→ Supplied material:

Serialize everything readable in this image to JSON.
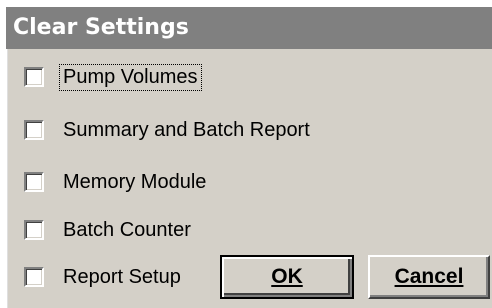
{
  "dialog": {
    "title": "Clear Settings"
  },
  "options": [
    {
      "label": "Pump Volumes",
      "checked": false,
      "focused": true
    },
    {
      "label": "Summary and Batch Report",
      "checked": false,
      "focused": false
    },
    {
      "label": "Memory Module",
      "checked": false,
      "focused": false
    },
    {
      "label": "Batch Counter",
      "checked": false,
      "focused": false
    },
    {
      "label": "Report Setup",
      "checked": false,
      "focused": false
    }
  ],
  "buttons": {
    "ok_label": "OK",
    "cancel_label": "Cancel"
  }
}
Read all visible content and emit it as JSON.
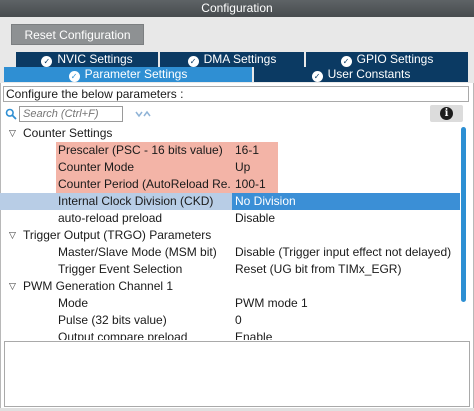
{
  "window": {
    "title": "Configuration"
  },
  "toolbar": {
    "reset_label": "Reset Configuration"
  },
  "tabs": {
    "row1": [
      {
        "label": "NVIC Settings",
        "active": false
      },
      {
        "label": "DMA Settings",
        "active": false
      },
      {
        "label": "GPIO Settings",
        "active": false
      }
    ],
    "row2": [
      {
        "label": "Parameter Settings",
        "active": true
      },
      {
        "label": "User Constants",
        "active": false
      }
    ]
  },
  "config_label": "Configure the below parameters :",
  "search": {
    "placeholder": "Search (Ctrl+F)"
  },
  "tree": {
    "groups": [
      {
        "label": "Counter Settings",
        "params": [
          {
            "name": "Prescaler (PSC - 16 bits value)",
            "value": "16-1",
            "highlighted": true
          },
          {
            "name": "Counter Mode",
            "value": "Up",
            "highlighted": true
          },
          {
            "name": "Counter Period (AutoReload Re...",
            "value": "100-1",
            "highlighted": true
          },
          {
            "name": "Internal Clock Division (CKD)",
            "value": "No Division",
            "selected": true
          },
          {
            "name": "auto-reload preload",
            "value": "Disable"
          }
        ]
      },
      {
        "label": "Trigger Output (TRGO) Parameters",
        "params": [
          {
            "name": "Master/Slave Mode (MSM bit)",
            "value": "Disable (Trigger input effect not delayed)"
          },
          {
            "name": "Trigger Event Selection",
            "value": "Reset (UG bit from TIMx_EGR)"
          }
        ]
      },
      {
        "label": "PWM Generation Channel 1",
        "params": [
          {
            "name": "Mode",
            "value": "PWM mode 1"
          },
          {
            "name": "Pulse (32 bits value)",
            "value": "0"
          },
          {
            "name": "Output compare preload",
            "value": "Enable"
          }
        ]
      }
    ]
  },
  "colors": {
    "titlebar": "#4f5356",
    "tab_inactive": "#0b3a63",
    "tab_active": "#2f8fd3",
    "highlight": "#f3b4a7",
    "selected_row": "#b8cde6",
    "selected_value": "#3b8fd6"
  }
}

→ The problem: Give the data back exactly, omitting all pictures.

→ Output below:
Serialize everything readable in this image to JSON.
{
  "dialog": {
    "title": "Clear Settings"
  },
  "options": [
    {
      "label": "Pump Volumes",
      "checked": false,
      "focused": true
    },
    {
      "label": "Summary and Batch Report",
      "checked": false,
      "focused": false
    },
    {
      "label": "Memory Module",
      "checked": false,
      "focused": false
    },
    {
      "label": "Batch Counter",
      "checked": false,
      "focused": false
    },
    {
      "label": "Report Setup",
      "checked": false,
      "focused": false
    }
  ],
  "buttons": {
    "ok_label": "OK",
    "cancel_label": "Cancel"
  }
}
Read all visible content and emit it as JSON.
{
  "window": {
    "title": "Configuration"
  },
  "toolbar": {
    "reset_label": "Reset Configuration"
  },
  "tabs": {
    "row1": [
      {
        "label": "NVIC Settings",
        "active": false
      },
      {
        "label": "DMA Settings",
        "active": false
      },
      {
        "label": "GPIO Settings",
        "active": false
      }
    ],
    "row2": [
      {
        "label": "Parameter Settings",
        "active": true
      },
      {
        "label": "User Constants",
        "active": false
      }
    ]
  },
  "config_label": "Configure the below parameters :",
  "search": {
    "placeholder": "Search (Ctrl+F)"
  },
  "tree": {
    "groups": [
      {
        "label": "Counter Settings",
        "params": [
          {
            "name": "Prescaler (PSC - 16 bits value)",
            "value": "16-1",
            "highlighted": true
          },
          {
            "name": "Counter Mode",
            "value": "Up",
            "highlighted": true
          },
          {
            "name": "Counter Period (AutoReload Re...",
            "value": "100-1",
            "highlighted": true
          },
          {
            "name": "Internal Clock Division (CKD)",
            "value": "No Division",
            "selected": true
          },
          {
            "name": "auto-reload preload",
            "value": "Disable"
          }
        ]
      },
      {
        "label": "Trigger Output (TRGO) Parameters",
        "params": [
          {
            "name": "Master/Slave Mode (MSM bit)",
            "value": "Disable (Trigger input effect not delayed)"
          },
          {
            "name": "Trigger Event Selection",
            "value": "Reset (UG bit from TIMx_EGR)"
          }
        ]
      },
      {
        "label": "PWM Generation Channel 1",
        "params": [
          {
            "name": "Mode",
            "value": "PWM mode 1"
          },
          {
            "name": "Pulse (32 bits value)",
            "value": "0"
          },
          {
            "name": "Output compare preload",
            "value": "Enable"
          }
        ]
      }
    ]
  },
  "colors": {
    "titlebar": "#4f5356",
    "tab_inactive": "#0b3a63",
    "tab_active": "#2f8fd3",
    "highlight": "#f3b4a7",
    "selected_row": "#b8cde6",
    "selected_value": "#3b8fd6"
  }
}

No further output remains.